“E-mail” was a game changer in the world of communication. Even though, millennials are more engulfed in instant messaging today, email may never become less *prominent*.

Every time I draft one, I seem to read it over and over again before I hit send. For a simple reason, to spare my self from the embarrassment of not adhering to etiquettes and ensure I build a good rapport with the opposite person. This can be achieved by letting them know you’ve understood their sentiment. How many of us, actually think twice before hitting send?

It’s convenient to assume, there are many like me and with them I want to share my thoughts. Writing an email might sound like a trivial task, but it’s not, because when you reply, you reveal a lot about yourself and that’s all the more reason to get it right.

I’m going to put forth a few common scenarios and how one could handle them.

1. For your information – You may have received an FYI from colleagues, where they want to keep you posted about anything. Most of the times, it’s best to leave such emails un-acknowledged but let’s not stereotype. Some sender’s might like to get an acknowledgement too. The dynamics of your relationship with the sender and the context of the email will help you decide whether it warrants a response.

2. Reply OR Reply All – When you want to clarify doubts, have suggestions it’s best to just reply one on one. Reply All is more appropriate if you want everyone to know you’re next action and take the conversation ahead.

3. Should you shuffle the to and cc’s – There is no difference in how your email might appear to “to” and “cc” recipients, then why bother? When reading an email if I find myself marked as “to” (the primary recipient) I automatically know the message is directly meant for me and seeks my attention, whereas when marked as “cc” (carbon copied) it might be more of an informative correspondence. Now that we know the dissimilarity, you can make good decisions on whom to make primary/secondary recipients.

4. Timely response – Even though you might not have a concrete answer or may be swamped to reply to a question posed, it’s good to promptly respond and buy time to get back to them. At times, delayed replies can lead to confusion and make you seem ignorant.

5. Not sure what to write – The internet is loaded with people who might help you or atleast get you started in the right direction, so don’t hesitate to Google it. All of us, may have made silly mistakes while emailing and regretted or joked over it, but that’s all part of making yourself better at it.

So be mindful, take a step back and don’t forget to proof read your draft before you send it. Check if you’ve answered the questions or acknowledged.

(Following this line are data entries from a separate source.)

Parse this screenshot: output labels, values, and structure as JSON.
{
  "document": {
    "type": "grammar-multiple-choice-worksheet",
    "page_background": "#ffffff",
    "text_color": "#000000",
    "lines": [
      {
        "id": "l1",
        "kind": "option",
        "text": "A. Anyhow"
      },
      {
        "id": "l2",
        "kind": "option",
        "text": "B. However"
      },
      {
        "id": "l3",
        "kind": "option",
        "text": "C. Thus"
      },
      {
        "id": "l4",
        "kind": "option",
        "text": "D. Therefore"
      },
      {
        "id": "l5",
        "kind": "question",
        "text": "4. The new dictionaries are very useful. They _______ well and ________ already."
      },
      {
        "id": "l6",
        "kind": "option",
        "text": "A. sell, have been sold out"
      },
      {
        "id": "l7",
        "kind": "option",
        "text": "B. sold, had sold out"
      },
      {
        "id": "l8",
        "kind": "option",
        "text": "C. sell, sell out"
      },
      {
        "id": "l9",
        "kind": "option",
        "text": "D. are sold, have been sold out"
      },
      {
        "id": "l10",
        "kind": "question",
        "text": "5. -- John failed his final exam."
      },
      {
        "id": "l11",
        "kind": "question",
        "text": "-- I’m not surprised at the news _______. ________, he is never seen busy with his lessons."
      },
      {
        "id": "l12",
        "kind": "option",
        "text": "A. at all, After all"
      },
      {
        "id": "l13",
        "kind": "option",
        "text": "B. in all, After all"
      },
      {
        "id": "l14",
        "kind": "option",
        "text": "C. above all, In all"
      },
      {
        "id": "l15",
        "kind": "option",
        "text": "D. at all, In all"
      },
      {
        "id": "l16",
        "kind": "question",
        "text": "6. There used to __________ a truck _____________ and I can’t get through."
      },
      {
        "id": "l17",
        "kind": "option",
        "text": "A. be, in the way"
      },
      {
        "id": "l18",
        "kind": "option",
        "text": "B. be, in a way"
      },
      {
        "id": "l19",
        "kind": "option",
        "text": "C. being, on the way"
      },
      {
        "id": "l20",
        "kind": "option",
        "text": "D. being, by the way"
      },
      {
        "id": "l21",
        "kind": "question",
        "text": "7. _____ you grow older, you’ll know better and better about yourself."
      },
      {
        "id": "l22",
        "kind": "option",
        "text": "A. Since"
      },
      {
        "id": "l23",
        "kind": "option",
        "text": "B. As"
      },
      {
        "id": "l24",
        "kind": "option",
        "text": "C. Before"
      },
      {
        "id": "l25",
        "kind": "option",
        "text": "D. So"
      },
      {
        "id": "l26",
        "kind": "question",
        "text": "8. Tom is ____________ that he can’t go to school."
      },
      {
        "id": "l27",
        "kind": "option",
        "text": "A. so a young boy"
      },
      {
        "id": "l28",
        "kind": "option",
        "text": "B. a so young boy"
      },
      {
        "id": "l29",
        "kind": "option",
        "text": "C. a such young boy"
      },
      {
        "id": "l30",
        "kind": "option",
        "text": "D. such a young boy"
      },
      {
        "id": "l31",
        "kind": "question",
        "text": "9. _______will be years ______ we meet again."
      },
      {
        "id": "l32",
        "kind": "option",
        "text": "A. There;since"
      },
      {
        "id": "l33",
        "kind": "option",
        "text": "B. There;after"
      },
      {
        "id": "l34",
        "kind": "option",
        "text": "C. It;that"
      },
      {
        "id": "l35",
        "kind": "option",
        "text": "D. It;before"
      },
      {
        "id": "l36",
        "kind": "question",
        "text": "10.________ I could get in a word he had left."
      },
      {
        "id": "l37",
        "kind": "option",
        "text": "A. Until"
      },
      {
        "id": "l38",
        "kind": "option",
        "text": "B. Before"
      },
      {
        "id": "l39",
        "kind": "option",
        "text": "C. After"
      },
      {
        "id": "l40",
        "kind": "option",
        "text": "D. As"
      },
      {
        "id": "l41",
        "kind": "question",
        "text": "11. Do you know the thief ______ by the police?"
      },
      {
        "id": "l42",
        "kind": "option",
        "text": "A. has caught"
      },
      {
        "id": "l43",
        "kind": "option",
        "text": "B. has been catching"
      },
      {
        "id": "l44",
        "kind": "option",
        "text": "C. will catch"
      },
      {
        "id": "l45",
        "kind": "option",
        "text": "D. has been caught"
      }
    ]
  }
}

A good email, will only improve the receivers confidence in you, let alone your own.

And that’s my 2 cents on a soft skill every professional should keep polishing.

Remember you cannot unsend an email :)